When making a mental inventory of the assets you expect to be included in your property division proceedings in Cranberry Township, you likely failed to include your 401k. Remember that the money used to fund your 401k comes largely from your income, which makes any contributions made to your account during your marriage subject to property division. Yet how can you share assets from your 401k with your ex-spouse without having to deal with those hefty early withdrawal penalties?
You could always try to avoid altogether having your 401k included amongst your marital assets. According to the 401k Help Center, the way to do this is to approach your ex-spouse with the proposal of your relinquishing your claim to a marital asset provided that they give up their interest in your 401k. This may work to their advantage if there is a certain marital asset they cover, yet be aware that the potential of added income earned from interest from their own 401k account may prompt them to reject such an idea.
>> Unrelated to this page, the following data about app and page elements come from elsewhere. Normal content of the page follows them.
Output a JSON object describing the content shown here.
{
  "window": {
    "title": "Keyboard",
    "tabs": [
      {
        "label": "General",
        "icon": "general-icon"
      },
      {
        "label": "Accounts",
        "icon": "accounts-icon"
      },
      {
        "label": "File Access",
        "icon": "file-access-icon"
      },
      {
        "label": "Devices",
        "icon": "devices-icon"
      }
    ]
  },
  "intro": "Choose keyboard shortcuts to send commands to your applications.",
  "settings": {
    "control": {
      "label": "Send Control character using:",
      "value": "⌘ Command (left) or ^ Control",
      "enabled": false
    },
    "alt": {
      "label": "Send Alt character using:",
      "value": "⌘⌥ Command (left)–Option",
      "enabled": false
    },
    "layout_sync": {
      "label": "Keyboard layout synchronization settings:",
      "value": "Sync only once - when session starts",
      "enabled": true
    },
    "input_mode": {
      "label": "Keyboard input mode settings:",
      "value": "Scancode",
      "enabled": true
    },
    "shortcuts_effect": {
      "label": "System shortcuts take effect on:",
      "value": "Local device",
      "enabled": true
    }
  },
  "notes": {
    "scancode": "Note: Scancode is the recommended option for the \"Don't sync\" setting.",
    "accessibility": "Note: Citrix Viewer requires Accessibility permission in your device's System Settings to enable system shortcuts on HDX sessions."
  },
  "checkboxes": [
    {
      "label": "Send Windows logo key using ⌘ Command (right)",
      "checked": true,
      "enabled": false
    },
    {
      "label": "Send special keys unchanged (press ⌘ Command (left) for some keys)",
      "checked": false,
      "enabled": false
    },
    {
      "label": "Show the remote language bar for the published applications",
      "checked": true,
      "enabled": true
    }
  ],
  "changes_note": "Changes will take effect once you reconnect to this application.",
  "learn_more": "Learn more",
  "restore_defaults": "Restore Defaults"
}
If they insist on collecting their portion of your 401k contributions, you can disperse them in one of two ways. The first would be to roll their portion into their own retirement account. This would afford them the aforementioned benefit of earning interest on those funds. The other would be for them to cash out their portion in a single lump sum. Whereas such an action would normally invoke an early withdrawal penalty (if you have to reach the age of retirement), divorce is one of the few situations where you can withdraw from a 401k account without a penalty. Income tax must be paid on the dispersal, however. Thus, you should ensure that your agreement stipulates that your ex-spouse shoulders that expense should they withdraw their portion.